The meetings were a chance to strengthen space cooperation between France and Korea around the SCO, which was announced in Paris at the One Planet Summit in December and officially launched at the Toulouse Space Show last week. This CNES initiative is being pursued as part of a vast international partnership with space agencies and other organizations, which agree to share data, pool resources and work together to develop the SCO, which will help us better understand and measure the impacts of climate change and provide decision support to help combat it.
France and South Korea have been working together successfully in space for over 30 years. France has regularly supported the development of South Korea’s space programme by building satellites, designing scientific instruments and equipment and providing launch services. Since the early 2000s, CNES has been involved in the development of KARI’s Earth-observing satellites as well as the design and management of its launch facilities. Since 2015, under an inter-agency agreement, various new actions have been initiated by the two partners, including assistance for the development of the ground segment for South Korea’s new KSLV-2 launch vehicle and support for the rollout of its KASS satellite navigation system, developed by KARI with Thales Alenia Space as prime contractor.

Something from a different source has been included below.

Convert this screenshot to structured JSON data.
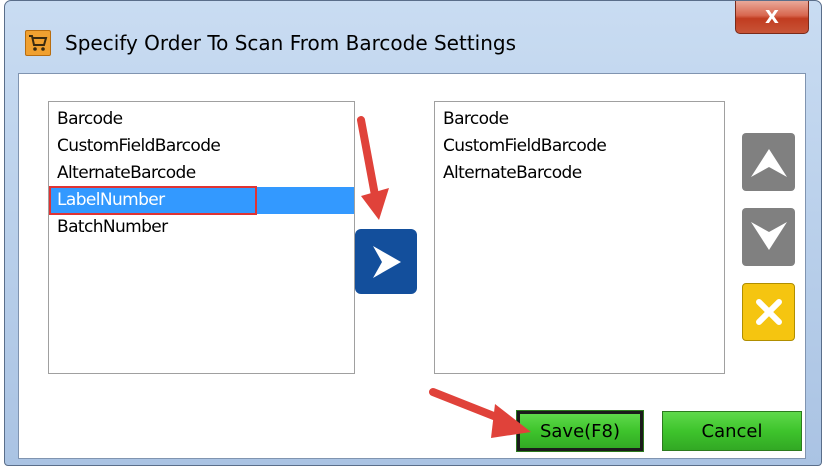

After the meetings, Jean-Yves Le Gall said: “Since my first visit to South Korea for the first France-Korea space days in 1987, it’s always been a huge pleasure to come back to this country. Today, the decision by KARI and the KMA to work with CNES to deliver the SCO reflects Korea’s resolute commitment to fight climate change. It’s a new milestone in the cooperation between our two countries in space, and I look forward to taking it a step further during President Moon’s visit to France in October.”